Given information Block Start
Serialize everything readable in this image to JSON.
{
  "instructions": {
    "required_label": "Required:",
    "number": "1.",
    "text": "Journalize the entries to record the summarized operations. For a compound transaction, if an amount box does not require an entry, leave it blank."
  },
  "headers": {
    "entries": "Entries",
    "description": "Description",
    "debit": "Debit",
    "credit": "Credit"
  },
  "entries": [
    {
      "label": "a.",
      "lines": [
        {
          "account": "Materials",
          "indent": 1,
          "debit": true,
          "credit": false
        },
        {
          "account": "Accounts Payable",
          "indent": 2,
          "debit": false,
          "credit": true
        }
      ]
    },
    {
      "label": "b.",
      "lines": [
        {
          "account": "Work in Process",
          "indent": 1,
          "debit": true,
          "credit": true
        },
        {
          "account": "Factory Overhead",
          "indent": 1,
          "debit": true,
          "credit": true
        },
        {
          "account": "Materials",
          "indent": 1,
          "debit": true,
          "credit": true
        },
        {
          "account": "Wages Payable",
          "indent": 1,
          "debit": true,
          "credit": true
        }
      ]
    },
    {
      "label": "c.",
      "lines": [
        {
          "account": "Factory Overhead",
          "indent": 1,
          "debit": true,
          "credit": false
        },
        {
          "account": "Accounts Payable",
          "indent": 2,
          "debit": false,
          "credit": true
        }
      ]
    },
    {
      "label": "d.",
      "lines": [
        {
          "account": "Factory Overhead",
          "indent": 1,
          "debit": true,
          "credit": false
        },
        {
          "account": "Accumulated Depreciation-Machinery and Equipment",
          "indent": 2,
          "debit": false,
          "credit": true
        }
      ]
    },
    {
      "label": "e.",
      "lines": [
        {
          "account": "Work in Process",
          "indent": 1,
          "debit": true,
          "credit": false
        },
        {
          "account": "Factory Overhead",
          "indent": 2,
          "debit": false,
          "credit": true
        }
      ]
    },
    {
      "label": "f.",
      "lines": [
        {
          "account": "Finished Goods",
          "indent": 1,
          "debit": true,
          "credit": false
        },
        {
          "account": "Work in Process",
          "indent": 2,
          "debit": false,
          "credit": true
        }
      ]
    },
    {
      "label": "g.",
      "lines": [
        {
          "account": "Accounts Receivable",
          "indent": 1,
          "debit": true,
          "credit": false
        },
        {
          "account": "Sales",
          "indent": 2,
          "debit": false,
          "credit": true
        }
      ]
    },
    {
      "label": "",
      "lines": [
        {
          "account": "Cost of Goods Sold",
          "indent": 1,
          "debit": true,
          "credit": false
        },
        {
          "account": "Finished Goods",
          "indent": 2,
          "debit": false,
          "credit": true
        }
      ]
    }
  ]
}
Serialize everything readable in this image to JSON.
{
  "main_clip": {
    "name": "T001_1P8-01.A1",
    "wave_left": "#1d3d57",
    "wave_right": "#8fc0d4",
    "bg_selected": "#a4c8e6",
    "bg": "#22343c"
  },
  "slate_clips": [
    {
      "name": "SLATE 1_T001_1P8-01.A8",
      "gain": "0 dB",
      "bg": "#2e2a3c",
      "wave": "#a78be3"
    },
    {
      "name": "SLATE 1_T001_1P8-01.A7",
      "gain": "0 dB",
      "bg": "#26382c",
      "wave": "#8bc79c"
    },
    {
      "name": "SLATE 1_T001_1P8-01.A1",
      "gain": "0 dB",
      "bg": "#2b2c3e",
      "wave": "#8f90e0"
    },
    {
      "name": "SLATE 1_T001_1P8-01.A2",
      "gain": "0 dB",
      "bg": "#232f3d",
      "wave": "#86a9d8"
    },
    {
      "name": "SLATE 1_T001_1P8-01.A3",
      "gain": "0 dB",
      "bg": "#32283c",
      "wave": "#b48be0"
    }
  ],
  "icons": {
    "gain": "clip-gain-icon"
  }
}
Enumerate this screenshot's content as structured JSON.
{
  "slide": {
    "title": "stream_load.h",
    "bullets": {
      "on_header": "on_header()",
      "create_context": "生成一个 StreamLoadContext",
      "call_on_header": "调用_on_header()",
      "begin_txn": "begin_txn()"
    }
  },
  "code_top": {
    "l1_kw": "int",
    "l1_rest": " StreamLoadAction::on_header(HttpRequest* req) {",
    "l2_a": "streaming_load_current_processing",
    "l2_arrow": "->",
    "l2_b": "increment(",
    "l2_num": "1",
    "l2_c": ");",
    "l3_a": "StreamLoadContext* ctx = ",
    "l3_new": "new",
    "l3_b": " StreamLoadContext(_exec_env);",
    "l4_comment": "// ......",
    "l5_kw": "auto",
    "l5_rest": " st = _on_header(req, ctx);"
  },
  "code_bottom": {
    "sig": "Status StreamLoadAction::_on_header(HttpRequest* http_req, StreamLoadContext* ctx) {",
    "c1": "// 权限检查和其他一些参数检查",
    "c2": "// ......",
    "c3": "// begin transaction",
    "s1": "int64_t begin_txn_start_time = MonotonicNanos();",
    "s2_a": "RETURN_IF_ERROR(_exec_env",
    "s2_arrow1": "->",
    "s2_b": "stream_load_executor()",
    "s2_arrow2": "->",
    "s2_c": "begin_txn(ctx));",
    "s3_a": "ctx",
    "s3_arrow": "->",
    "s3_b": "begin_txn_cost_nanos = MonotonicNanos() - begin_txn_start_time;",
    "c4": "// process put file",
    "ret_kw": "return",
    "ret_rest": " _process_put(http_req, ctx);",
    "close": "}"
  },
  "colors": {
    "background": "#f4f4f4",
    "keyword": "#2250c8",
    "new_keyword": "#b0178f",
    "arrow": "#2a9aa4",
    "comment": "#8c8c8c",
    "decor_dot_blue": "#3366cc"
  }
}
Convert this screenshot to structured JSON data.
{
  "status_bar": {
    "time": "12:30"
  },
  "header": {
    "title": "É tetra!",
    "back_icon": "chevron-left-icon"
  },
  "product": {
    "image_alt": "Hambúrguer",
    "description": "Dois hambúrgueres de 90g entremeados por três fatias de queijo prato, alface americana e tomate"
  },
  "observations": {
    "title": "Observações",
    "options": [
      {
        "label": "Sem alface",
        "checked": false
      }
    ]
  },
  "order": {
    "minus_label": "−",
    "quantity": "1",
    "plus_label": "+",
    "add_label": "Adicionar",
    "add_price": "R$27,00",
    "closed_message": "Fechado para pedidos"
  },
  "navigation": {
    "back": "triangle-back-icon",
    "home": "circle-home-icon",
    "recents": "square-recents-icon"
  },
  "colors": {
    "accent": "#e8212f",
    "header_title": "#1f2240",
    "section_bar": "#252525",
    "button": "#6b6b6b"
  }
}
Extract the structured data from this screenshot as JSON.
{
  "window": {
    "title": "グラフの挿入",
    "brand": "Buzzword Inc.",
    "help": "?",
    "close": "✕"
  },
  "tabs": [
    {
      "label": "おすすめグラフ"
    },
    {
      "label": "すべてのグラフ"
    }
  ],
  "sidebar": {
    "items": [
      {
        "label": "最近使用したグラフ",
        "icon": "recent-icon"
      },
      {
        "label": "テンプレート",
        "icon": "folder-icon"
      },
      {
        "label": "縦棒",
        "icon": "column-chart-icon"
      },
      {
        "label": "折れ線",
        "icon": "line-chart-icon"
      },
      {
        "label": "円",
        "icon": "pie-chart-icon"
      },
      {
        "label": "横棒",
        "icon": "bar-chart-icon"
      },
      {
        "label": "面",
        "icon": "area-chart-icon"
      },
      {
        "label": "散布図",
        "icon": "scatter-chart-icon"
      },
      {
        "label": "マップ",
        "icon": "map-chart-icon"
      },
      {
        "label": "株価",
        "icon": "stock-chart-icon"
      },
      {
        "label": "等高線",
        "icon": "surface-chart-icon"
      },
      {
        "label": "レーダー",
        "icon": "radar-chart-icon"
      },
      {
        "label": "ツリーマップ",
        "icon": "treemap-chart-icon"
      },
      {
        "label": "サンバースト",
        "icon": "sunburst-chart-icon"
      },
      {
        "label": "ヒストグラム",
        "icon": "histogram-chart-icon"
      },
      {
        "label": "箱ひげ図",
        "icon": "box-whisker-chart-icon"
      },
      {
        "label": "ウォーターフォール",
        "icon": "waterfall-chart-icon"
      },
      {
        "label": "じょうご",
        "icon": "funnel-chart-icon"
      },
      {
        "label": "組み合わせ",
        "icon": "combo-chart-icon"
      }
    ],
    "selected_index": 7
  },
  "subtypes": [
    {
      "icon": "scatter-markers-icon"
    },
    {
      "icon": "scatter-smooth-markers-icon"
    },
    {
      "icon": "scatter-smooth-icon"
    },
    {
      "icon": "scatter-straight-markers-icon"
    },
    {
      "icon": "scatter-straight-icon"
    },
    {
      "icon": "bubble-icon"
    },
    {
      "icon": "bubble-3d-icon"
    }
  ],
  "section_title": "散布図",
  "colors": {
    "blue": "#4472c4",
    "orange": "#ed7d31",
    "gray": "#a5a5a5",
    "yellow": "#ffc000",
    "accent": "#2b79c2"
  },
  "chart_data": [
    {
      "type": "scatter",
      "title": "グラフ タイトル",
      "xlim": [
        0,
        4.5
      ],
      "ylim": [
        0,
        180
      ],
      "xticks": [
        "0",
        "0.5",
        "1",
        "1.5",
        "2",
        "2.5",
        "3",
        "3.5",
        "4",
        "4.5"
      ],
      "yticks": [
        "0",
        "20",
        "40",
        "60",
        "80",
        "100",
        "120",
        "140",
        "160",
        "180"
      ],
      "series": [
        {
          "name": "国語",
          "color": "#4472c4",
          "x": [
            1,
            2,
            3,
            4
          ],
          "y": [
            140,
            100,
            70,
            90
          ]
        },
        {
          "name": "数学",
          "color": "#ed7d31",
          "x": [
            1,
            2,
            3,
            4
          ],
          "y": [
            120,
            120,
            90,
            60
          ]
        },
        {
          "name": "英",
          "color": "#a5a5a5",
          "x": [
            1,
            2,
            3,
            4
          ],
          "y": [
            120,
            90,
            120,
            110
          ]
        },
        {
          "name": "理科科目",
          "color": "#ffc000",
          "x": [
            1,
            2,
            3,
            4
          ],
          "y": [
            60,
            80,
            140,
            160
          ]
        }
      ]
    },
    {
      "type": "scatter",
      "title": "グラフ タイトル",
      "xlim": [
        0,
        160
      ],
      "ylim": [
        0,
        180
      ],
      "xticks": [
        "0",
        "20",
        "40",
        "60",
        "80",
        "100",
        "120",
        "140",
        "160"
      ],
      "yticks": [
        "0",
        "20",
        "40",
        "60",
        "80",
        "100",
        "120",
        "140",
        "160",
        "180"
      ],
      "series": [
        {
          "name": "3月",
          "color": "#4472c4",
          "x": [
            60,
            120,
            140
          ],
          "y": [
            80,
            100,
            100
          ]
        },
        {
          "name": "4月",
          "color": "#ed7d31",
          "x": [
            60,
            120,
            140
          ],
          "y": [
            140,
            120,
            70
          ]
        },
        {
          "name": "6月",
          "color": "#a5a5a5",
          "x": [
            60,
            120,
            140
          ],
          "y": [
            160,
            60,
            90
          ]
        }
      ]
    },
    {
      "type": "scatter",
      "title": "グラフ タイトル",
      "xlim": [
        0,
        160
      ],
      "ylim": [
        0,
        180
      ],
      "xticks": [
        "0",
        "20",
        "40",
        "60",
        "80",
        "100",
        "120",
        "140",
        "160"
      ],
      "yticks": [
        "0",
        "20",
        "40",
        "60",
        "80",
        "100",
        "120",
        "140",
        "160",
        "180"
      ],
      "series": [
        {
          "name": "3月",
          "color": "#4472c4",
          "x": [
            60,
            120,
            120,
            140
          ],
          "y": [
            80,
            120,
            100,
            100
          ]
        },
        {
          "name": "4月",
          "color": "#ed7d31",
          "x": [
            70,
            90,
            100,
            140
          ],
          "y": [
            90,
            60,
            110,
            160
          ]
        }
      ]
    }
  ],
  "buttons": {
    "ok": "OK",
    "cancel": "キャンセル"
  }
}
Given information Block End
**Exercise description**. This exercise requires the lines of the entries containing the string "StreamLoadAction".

**Expected answer**.
    "l1_rest": " StreamLoadAction::on_header(HttpRequest* req) {",
    "sig": "Status StreamLoadAction::_on_header(HttpRequest* http_req, StreamLoadContext* ctx) {",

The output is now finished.